Excerpts from an interface dataset
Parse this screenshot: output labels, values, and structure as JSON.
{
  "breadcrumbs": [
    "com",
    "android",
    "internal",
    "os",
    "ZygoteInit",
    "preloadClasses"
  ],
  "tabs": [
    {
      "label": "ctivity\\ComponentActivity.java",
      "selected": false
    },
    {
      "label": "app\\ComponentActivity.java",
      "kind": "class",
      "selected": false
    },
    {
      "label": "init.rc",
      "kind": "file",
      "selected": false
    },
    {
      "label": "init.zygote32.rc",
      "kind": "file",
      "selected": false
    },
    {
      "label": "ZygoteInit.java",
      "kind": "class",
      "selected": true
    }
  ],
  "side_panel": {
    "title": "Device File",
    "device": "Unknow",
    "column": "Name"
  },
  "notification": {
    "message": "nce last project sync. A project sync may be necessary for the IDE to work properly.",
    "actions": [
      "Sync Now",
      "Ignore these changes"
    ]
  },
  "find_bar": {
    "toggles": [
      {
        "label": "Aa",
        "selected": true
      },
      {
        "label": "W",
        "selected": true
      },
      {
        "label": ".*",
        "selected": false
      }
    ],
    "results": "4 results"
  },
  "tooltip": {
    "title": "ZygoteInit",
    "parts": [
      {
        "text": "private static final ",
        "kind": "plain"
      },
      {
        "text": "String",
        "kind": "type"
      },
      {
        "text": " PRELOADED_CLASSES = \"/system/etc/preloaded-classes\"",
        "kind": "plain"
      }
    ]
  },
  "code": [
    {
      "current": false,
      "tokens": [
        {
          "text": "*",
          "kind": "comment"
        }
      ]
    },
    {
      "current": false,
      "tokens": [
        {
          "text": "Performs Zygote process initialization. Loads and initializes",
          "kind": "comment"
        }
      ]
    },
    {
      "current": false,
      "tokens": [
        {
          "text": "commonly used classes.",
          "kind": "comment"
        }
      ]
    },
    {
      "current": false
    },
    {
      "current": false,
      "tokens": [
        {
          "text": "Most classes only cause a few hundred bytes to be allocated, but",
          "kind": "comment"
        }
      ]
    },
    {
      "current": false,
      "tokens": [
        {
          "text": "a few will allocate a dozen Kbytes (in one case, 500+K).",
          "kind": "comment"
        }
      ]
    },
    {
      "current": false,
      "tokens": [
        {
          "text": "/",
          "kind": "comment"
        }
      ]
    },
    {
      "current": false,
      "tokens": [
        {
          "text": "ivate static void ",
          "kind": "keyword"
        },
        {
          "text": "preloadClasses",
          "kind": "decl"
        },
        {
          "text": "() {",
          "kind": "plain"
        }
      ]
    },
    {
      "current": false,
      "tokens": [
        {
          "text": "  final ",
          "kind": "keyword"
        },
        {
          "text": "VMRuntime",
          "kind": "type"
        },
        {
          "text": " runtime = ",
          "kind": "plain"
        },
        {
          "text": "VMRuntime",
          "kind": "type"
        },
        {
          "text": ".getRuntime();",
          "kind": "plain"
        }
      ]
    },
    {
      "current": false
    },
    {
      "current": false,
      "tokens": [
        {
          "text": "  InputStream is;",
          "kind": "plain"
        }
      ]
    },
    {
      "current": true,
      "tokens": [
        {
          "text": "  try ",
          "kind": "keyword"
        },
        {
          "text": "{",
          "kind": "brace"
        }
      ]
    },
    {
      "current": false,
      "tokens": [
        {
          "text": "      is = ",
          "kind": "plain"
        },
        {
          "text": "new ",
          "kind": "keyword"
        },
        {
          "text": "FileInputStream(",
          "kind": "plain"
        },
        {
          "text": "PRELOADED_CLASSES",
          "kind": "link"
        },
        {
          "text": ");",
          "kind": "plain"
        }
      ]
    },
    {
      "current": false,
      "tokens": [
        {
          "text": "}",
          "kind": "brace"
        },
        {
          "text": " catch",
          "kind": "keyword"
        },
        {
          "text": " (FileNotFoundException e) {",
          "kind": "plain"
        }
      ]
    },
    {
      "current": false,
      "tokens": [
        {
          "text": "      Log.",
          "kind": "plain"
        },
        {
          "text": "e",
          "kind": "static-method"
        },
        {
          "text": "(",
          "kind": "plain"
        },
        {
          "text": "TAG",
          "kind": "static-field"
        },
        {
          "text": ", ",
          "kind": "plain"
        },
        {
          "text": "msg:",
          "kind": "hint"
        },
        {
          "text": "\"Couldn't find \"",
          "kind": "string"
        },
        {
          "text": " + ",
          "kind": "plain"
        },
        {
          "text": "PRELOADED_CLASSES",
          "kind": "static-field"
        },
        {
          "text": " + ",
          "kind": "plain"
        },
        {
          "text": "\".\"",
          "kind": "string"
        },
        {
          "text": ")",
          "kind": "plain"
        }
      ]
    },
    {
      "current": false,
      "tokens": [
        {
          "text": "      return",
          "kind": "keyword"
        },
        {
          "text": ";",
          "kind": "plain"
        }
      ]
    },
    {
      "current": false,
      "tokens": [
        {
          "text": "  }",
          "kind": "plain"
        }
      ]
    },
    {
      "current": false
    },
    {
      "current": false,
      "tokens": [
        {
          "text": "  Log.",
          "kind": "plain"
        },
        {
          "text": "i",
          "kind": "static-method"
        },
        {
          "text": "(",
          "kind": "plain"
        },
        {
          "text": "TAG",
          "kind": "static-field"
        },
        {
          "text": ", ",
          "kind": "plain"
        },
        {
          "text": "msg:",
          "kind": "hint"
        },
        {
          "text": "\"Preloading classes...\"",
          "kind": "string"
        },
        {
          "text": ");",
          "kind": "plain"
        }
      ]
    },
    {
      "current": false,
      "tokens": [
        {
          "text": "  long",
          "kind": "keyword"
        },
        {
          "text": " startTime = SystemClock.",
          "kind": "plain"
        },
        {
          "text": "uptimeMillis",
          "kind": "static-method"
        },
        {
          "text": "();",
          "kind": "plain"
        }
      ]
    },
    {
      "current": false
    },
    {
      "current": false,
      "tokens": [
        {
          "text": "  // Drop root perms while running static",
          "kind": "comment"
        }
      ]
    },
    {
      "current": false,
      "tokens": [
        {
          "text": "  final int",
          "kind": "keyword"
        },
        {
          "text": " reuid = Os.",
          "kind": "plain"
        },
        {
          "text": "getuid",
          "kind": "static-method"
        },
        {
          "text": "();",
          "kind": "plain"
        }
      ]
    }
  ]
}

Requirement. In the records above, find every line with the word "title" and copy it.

Written solution.
    "title": "Device File",
    "title": "ZygoteInit",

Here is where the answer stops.